The point of view of the fil refers to the message the director was communicating with their plot and settings. Like many other classical melodrama films, the director of the film bases his film on his view of the human body and, especially that of a woman. Ophuls’s also expresses his critique of the American middle-class life with this film.

The figure of an elegant and obviously beautiful woman, Lucia, forms a huge part of the plot of the film. Further, the woman’s beauty is also an important factor in the plot of the film. Like many classical films, Ophuls views a woman as a sexual object for man’s satisfaction. It is Lucia’s attractiveness that led to an intimate relationship between herself and Donnelly. Donnelly thus viewed Lucia as an object for his satisfaction and looked for a way to exploit her. Also, the brawl between Darby and Bea that left the man dead, emphasizes Ophuls’s view that the Darby saw Bea as an object which just had to give in to his demands. Furthermore, the plot of the film exposes the lowly position of the woman in society as it exposes Lucia’s difficulties while soliciting for a loan to pay the demands by Donnelly. Also, Lucia’s fear to upset her husband by telling her the truth exposes her as an object whose only purpose was to satisfy her husband and not to be his partner. Thus, the narration of the film is key to exposing the director’s point of view on the position of the woman in society.

Furthermore, the plot of the film exposes Ophuls’s dislike for the lifestyle of middle-class Americans. Ophuls uses his plot to expose his view that most of these Americans have more problems than they seem to have. Although they look smiley and have good fashion, they have numerous problems and stresses within their households. Also, Ophuls criticizes the overprotective nature of some mothers and exposes the dangers of this nature through the plot of the film.
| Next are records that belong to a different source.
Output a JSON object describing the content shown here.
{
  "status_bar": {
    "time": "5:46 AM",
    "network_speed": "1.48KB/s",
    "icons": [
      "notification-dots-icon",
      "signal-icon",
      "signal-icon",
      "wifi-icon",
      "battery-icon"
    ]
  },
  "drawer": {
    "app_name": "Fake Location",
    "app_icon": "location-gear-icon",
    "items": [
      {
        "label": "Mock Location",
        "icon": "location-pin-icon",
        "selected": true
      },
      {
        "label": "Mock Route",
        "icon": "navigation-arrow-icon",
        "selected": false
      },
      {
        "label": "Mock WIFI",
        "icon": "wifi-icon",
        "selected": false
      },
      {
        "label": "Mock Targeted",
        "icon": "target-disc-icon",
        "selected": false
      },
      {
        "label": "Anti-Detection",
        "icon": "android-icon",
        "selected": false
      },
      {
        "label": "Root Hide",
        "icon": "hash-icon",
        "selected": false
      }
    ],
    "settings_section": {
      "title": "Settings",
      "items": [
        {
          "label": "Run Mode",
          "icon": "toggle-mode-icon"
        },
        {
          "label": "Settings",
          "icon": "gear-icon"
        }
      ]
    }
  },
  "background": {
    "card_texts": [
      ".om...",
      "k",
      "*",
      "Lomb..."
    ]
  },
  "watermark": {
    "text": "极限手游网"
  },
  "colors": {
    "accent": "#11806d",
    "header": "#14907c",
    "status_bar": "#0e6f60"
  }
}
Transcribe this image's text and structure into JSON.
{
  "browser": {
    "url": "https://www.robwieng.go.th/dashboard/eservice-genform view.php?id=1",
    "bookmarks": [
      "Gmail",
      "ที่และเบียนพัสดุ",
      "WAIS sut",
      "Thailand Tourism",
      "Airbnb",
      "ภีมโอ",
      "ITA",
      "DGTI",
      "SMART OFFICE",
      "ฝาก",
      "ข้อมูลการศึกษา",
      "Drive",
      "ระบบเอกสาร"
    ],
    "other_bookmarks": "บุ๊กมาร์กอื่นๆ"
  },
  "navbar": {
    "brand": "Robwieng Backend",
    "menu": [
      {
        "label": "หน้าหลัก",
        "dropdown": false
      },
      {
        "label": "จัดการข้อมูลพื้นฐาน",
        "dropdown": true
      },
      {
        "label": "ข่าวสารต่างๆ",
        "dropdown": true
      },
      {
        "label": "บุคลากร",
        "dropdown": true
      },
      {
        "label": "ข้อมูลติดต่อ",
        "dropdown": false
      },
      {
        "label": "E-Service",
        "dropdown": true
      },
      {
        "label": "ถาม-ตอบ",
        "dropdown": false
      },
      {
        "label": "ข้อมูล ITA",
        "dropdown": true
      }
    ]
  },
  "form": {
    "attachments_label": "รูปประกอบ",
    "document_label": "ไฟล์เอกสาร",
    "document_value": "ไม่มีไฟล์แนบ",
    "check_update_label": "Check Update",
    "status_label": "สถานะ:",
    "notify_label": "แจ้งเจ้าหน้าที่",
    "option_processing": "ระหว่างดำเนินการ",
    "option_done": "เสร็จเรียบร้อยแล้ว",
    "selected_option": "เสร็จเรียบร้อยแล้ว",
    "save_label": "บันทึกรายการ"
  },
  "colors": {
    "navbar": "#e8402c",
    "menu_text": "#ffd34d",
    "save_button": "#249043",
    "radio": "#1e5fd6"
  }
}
Furthermore, the director uses the narration of the film to register his critique for the institution of marriage and the nuclear family. In the film, marriage and family come up as players in a prison where Lucia is an inmate. Her family interfere’s with her freedom and her desire to love. Likewise, Ophuls strongly depends on the narration of the film’s storyline to register his critical point of view on the lifestyle of middle-class Americans and the family way.